Lev came along a bit later and we walked to the area he suggested. A little bird chit chat, a joke or two about some other stuff and then it was time to release the Whip-poor-will. I didn't know what to expect, like if the bird would just jet off upon release or chill for a moment. Whatever it was, that's the way it was to be. I asked Lev if he could hold it for a few seconds just so I could get a good look at this legendary bird. Legendary? Hey, they sing songs about this bird in old country music as Angie tells me. And I know more people hear them at night, and sometimes all night long, and never seeing them. So ya, legendary seems to fit.
Lighting was pretty crappy by now. And in my tired state, and now excited state, I didn't pay attention to camera settings, and took this...
Lev set the bird down on a log along the path, and the bird chilled out for a short bit. He looked a little rough, but expected as such with the big adventure he had in the last few hours.
We watched him fly off a little ways, landing in the grass. This happened to be in the direction of the way we needed to go to get back to our vehicles, so we proceeded very slowly.
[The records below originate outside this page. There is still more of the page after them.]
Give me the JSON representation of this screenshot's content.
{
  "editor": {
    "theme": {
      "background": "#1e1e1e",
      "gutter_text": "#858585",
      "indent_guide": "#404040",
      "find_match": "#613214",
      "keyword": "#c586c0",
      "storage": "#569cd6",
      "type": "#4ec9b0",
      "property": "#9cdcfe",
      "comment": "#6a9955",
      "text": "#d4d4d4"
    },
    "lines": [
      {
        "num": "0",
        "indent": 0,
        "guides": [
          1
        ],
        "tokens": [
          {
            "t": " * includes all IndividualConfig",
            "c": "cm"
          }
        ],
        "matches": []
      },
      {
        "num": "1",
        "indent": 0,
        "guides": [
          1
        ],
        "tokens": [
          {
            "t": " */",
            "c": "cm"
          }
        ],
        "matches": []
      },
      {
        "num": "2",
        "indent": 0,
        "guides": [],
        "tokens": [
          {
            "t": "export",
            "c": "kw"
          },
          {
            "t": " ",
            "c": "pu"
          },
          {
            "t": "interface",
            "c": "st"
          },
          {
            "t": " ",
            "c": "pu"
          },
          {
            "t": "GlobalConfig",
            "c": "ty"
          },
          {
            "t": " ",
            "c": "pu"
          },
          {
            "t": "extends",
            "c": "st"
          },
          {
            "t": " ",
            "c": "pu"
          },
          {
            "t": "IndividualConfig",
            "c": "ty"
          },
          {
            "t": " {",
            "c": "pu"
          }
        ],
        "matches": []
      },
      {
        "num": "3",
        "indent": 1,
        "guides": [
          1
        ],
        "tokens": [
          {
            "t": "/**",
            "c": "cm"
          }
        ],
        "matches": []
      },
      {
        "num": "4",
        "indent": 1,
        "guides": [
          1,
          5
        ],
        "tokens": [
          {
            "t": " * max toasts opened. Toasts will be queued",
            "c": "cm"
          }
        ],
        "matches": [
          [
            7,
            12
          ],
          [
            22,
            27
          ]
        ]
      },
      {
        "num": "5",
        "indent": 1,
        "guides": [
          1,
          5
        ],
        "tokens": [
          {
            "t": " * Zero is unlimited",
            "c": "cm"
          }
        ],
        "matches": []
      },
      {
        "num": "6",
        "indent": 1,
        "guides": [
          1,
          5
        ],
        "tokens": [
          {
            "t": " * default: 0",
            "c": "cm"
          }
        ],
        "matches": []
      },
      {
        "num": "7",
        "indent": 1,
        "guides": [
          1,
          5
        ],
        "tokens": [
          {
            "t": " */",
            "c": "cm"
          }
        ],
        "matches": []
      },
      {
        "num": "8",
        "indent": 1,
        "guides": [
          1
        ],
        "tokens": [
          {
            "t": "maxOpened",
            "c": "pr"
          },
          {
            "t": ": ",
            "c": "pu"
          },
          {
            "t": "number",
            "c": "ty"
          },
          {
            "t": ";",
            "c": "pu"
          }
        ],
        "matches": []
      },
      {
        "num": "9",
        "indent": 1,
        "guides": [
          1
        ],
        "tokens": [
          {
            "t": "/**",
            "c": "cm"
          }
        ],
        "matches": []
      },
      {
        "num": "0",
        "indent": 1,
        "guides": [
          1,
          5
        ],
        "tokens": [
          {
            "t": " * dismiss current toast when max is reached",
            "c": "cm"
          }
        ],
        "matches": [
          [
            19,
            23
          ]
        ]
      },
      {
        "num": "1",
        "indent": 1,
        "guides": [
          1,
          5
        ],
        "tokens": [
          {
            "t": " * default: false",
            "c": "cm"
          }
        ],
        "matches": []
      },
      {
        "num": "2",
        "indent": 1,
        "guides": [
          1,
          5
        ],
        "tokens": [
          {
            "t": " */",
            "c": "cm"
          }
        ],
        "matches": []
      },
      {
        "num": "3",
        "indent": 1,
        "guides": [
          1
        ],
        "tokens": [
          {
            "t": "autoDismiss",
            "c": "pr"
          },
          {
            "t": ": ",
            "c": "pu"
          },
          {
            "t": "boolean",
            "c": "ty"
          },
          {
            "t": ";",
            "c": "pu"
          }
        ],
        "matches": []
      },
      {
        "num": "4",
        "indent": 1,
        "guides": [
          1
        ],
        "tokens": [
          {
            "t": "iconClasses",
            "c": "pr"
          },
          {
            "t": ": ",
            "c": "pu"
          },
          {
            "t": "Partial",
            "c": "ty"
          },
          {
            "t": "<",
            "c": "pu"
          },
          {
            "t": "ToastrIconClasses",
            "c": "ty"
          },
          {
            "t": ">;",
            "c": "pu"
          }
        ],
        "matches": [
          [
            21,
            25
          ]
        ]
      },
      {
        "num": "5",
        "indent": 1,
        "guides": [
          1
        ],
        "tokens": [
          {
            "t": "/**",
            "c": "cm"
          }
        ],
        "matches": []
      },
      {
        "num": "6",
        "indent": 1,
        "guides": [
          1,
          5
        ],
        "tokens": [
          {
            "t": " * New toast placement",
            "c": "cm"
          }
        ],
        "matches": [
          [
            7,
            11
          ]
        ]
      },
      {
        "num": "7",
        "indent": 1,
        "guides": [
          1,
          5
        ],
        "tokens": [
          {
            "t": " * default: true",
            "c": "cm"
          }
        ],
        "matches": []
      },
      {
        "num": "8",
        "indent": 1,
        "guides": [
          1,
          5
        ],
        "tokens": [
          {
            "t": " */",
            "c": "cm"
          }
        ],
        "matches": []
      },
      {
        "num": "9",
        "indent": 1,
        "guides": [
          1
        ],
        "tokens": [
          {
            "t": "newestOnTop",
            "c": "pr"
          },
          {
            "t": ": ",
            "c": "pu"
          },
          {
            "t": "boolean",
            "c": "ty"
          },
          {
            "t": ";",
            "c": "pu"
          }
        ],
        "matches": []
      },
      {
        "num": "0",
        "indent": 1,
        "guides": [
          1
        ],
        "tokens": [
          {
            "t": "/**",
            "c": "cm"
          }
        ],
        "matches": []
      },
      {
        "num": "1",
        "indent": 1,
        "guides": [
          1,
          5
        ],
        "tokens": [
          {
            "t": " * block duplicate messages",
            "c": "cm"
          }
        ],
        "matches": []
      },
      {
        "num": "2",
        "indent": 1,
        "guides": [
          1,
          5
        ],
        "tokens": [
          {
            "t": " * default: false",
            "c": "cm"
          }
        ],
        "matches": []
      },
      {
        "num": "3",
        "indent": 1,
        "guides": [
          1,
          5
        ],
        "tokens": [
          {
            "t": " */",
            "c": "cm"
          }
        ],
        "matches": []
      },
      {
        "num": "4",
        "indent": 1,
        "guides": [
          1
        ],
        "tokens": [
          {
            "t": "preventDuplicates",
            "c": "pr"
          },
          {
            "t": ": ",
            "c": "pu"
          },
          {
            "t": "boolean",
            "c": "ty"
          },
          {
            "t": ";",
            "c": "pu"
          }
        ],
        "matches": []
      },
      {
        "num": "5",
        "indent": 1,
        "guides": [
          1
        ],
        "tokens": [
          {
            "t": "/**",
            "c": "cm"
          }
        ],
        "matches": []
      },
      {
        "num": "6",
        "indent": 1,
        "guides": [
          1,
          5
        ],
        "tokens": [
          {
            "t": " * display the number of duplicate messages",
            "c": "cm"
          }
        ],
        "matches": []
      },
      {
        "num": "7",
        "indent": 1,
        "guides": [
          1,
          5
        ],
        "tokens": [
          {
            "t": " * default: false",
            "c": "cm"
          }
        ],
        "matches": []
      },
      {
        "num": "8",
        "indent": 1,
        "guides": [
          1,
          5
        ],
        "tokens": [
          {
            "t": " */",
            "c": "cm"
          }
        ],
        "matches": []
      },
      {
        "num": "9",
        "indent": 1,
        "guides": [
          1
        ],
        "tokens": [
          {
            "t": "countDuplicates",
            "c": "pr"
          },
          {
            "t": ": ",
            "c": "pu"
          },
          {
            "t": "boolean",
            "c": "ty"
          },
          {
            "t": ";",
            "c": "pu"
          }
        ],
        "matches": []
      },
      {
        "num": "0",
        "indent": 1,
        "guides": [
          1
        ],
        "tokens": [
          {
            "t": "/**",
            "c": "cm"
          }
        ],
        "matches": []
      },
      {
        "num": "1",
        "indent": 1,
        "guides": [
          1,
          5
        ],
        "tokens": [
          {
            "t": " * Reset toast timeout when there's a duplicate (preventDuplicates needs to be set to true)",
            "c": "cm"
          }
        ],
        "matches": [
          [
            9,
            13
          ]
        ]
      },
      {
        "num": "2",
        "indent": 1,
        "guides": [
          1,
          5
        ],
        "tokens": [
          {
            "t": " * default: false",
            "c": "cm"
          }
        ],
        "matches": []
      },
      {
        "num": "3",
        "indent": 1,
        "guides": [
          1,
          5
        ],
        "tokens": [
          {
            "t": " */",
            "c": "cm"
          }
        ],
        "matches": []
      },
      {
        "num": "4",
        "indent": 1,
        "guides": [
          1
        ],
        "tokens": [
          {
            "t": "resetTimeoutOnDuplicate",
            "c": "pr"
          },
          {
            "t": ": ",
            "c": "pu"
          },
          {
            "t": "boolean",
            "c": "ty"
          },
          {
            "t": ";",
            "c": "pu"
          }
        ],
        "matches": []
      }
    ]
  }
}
I squatted down as we neared the bird and snapped another couple pics.
It was amazing for both Angie and I to see this bird even if the sightings were a couple hours apart. I am so happy she got to see her wish bird. And I'm even happier this bird was safely removed from the dangers of downtown Toronto.
Now what is my wish bird you may wonder? Well, at the moment it is the Loggerhead Shrike. I know where they can be found in Ontario and over the last 7 or so Springs, I've made the attempts to spot one in the area of Carden Alvar... but no luck so far. Maybe this Spring will be the one? Mind you, this past Saturday I did get to see one (again) at Mountsberg. Her name is "Pierce" and she's one heck of a character. A captive bred Loggerhead Shrike who is going to be a part of their educational birds team. We've met Pierce a couple times now and she always puts on a little show of what Shrikes are known for and why she has the name Pierce... taking meal worms and piercing them on thorns in her enclosure. What a pretty and wicked little bird them Loggerhead Shrikes are.
What is your wish bird, if you have one?